*** The input ***

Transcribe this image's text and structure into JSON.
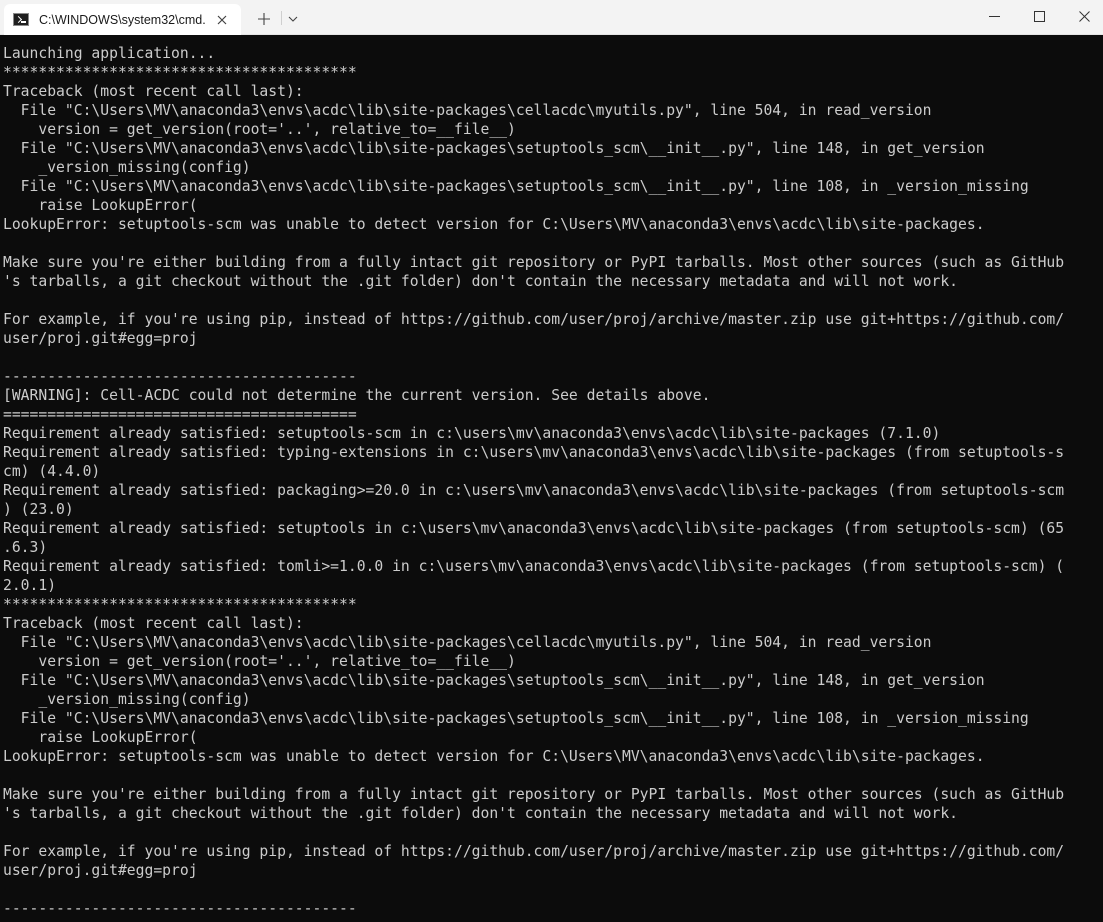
{
  "window": {
    "tab_title": "C:\\WINDOWS\\system32\\cmd.",
    "tab_icon": "console-icon"
  },
  "console": {
    "lines": [
      "Launching application...",
      "****************************************",
      "Traceback (most recent call last):",
      "  File \"C:\\Users\\MV\\anaconda3\\envs\\acdc\\lib\\site-packages\\cellacdc\\myutils.py\", line 504, in read_version",
      "    version = get_version(root='..', relative_to=__file__)",
      "  File \"C:\\Users\\MV\\anaconda3\\envs\\acdc\\lib\\site-packages\\setuptools_scm\\__init__.py\", line 148, in get_version",
      "    _version_missing(config)",
      "  File \"C:\\Users\\MV\\anaconda3\\envs\\acdc\\lib\\site-packages\\setuptools_scm\\__init__.py\", line 108, in _version_missing",
      "    raise LookupError(",
      "LookupError: setuptools-scm was unable to detect version for C:\\Users\\MV\\anaconda3\\envs\\acdc\\lib\\site-packages.",
      "",
      "Make sure you're either building from a fully intact git repository or PyPI tarballs. Most other sources (such as GitHub",
      "'s tarballs, a git checkout without the .git folder) don't contain the necessary metadata and will not work.",
      "",
      "For example, if you're using pip, instead of https://github.com/user/proj/archive/master.zip use git+https://github.com/",
      "user/proj.git#egg=proj",
      "",
      "----------------------------------------",
      "[WARNING]: Cell-ACDC could not determine the current version. See details above.",
      "========================================",
      "Requirement already satisfied: setuptools-scm in c:\\users\\mv\\anaconda3\\envs\\acdc\\lib\\site-packages (7.1.0)",
      "Requirement already satisfied: typing-extensions in c:\\users\\mv\\anaconda3\\envs\\acdc\\lib\\site-packages (from setuptools-s",
      "cm) (4.4.0)",
      "Requirement already satisfied: packaging>=20.0 in c:\\users\\mv\\anaconda3\\envs\\acdc\\lib\\site-packages (from setuptools-scm",
      ") (23.0)",
      "Requirement already satisfied: setuptools in c:\\users\\mv\\anaconda3\\envs\\acdc\\lib\\site-packages (from setuptools-scm) (65",
      ".6.3)",
      "Requirement already satisfied: tomli>=1.0.0 in c:\\users\\mv\\anaconda3\\envs\\acdc\\lib\\site-packages (from setuptools-scm) (",
      "2.0.1)",
      "****************************************",
      "Traceback (most recent call last):",
      "  File \"C:\\Users\\MV\\anaconda3\\envs\\acdc\\lib\\site-packages\\cellacdc\\myutils.py\", line 504, in read_version",
      "    version = get_version(root='..', relative_to=__file__)",
      "  File \"C:\\Users\\MV\\anaconda3\\envs\\acdc\\lib\\site-packages\\setuptools_scm\\__init__.py\", line 148, in get_version",
      "    _version_missing(config)",
      "  File \"C:\\Users\\MV\\anaconda3\\envs\\acdc\\lib\\site-packages\\setuptools_scm\\__init__.py\", line 108, in _version_missing",
      "    raise LookupError(",
      "LookupError: setuptools-scm was unable to detect version for C:\\Users\\MV\\anaconda3\\envs\\acdc\\lib\\site-packages.",
      "",
      "Make sure you're either building from a fully intact git repository or PyPI tarballs. Most other sources (such as GitHub",
      "'s tarballs, a git checkout without the .git folder) don't contain the necessary metadata and will not work.",
      "",
      "For example, if you're using pip, instead of https://github.com/user/proj/archive/master.zip use git+https://github.com/",
      "user/proj.git#egg=proj",
      "",
      "----------------------------------------"
    ]
  },
  "colors": {
    "terminal_bg": "#0c0c0c",
    "terminal_fg": "#cccccc",
    "titlebar_bg": "#f3f3f3",
    "tab_bg": "#ffffff"
  }
}
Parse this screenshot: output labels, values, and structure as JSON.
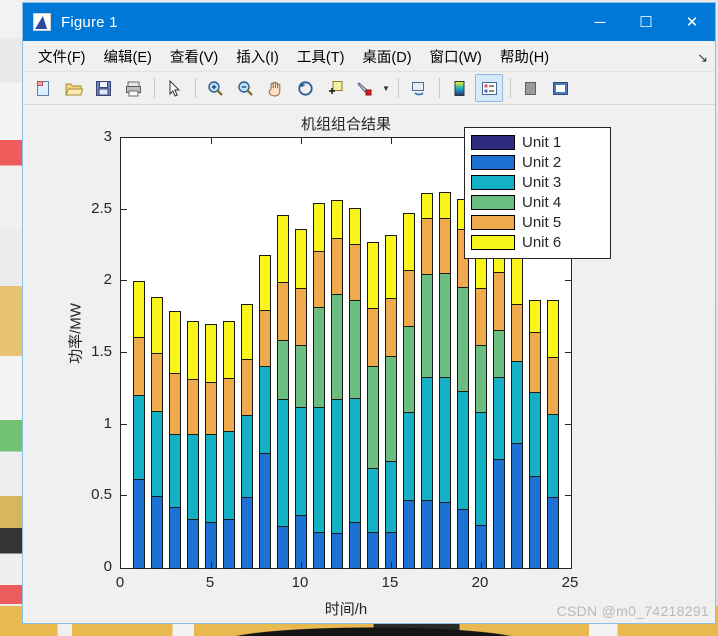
{
  "window": {
    "title": "Figure 1",
    "app_icon": "matlab-icon",
    "minimize": "─",
    "maximize": "☐",
    "close": "✕"
  },
  "menubar": {
    "items": [
      {
        "label": "文件(F)",
        "name": "menu-file"
      },
      {
        "label": "编辑(E)",
        "name": "menu-edit"
      },
      {
        "label": "查看(V)",
        "name": "menu-view"
      },
      {
        "label": "插入(I)",
        "name": "menu-insert"
      },
      {
        "label": "工具(T)",
        "name": "menu-tools"
      },
      {
        "label": "桌面(D)",
        "name": "menu-desktop"
      },
      {
        "label": "窗口(W)",
        "name": "menu-window"
      },
      {
        "label": "帮助(H)",
        "name": "menu-help"
      }
    ],
    "overflow_arrow": "↘"
  },
  "toolbar": {
    "buttons": [
      {
        "name": "new-figure-icon",
        "glyph": "὜B"
      },
      {
        "name": "open-file-icon",
        "glyph": "Ὄ2"
      },
      {
        "name": "save-figure-icon",
        "glyph": "ὋE"
      },
      {
        "name": "print-figure-icon",
        "glyph": "὚8"
      },
      {
        "name": "pointer-select-icon",
        "glyph": "➤"
      },
      {
        "name": "zoom-in-icon",
        "glyph": "⊕"
      },
      {
        "name": "zoom-out-icon",
        "glyph": "⊖"
      },
      {
        "name": "pan-hand-icon",
        "glyph": "✋"
      },
      {
        "name": "rotate-3d-icon",
        "glyph": "↻"
      },
      {
        "name": "data-cursor-icon",
        "glyph": "ὌB"
      },
      {
        "name": "brush-data-icon",
        "glyph": "὘C"
      },
      {
        "name": "link-plot-icon",
        "glyph": "ὑ7"
      },
      {
        "name": "colorbar-icon",
        "glyph": "▤"
      },
      {
        "name": "legend-icon",
        "glyph": "≡"
      },
      {
        "name": "hide-plot-tools-icon",
        "glyph": "■"
      },
      {
        "name": "show-plot-tools-icon",
        "glyph": "▣"
      }
    ]
  },
  "watermark": "CSDN @m0_74218291",
  "chart_data": {
    "type": "bar",
    "stacked": true,
    "title": "机组组合结果",
    "xlabel": "时间/h",
    "ylabel": "功率/MW",
    "xlim": [
      0,
      25
    ],
    "ylim": [
      0,
      3
    ],
    "xticks": [
      0,
      5,
      10,
      15,
      20,
      25
    ],
    "yticks": [
      0,
      0.5,
      1,
      1.5,
      2,
      2.5,
      3
    ],
    "ytick_labels": [
      "0",
      "0.5",
      "1",
      "1.5",
      "2",
      "2.5",
      "3"
    ],
    "xtick_labels": [
      "0",
      "5",
      "10",
      "15",
      "20",
      "25"
    ],
    "grid": false,
    "legend_position": "northeast",
    "categories": [
      1,
      2,
      3,
      4,
      5,
      6,
      7,
      8,
      9,
      10,
      11,
      12,
      13,
      14,
      15,
      16,
      17,
      18,
      19,
      20,
      21,
      22,
      23,
      24
    ],
    "series": [
      {
        "name": "Unit 1",
        "color": "#2f2b7f",
        "values": [
          0,
          0,
          0,
          0,
          0,
          0,
          0,
          0,
          0,
          0,
          0,
          0,
          0,
          0,
          0,
          0,
          0,
          0,
          0,
          0,
          0,
          0,
          0,
          0
        ]
      },
      {
        "name": "Unit 2",
        "color": "#1c72d4",
        "values": [
          0.63,
          0.51,
          0.43,
          0.35,
          0.33,
          0.35,
          0.5,
          0.81,
          0.3,
          0.38,
          0.26,
          0.25,
          0.33,
          0.26,
          0.26,
          0.48,
          0.48,
          0.47,
          0.42,
          0.31,
          0.77,
          0.88,
          0.65,
          0.5
        ]
      },
      {
        "name": "Unit 3",
        "color": "#14b0c4",
        "values": [
          0.59,
          0.6,
          0.52,
          0.6,
          0.62,
          0.62,
          0.58,
          0.61,
          0.89,
          0.76,
          0.88,
          0.94,
          0.87,
          0.45,
          0.5,
          0.62,
          0.87,
          0.88,
          0.83,
          0.79,
          0.58,
          0.58,
          0.59,
          0.59
        ]
      },
      {
        "name": "Unit 4",
        "color": "#6cbe80",
        "values": [
          0,
          0,
          0,
          0,
          0,
          0,
          0,
          0,
          0.42,
          0.44,
          0.7,
          0.74,
          0.69,
          0.72,
          0.74,
          0.61,
          0.72,
          0.73,
          0.73,
          0.48,
          0.33,
          0,
          0,
          0
        ]
      },
      {
        "name": "Unit 5",
        "color": "#efab4b",
        "values": [
          0.41,
          0.41,
          0.43,
          0.39,
          0.37,
          0.38,
          0.4,
          0.4,
          0.41,
          0.4,
          0.4,
          0.4,
          0.4,
          0.41,
          0.41,
          0.4,
          0.4,
          0.39,
          0.41,
          0.4,
          0.41,
          0.4,
          0.43,
          0.4
        ]
      },
      {
        "name": "Unit 6",
        "color": "#f8f51a",
        "values": [
          0.4,
          0.4,
          0.44,
          0.41,
          0.41,
          0.4,
          0.39,
          0.39,
          0.48,
          0.42,
          0.34,
          0.27,
          0.26,
          0.47,
          0.45,
          0.4,
          0.18,
          0.19,
          0.22,
          0.42,
          0.31,
          0.64,
          0.23,
          0.41
        ]
      }
    ],
    "totals": [
      2.03,
      1.92,
      1.82,
      1.75,
      1.73,
      1.75,
      1.87,
      2.21,
      2.5,
      2.4,
      2.58,
      2.6,
      2.55,
      2.31,
      2.36,
      2.51,
      2.65,
      2.66,
      2.61,
      2.4,
      2.4,
      2.5,
      1.9,
      1.9
    ]
  }
}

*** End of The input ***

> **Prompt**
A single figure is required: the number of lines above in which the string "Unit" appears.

> **Answer to this problem**
6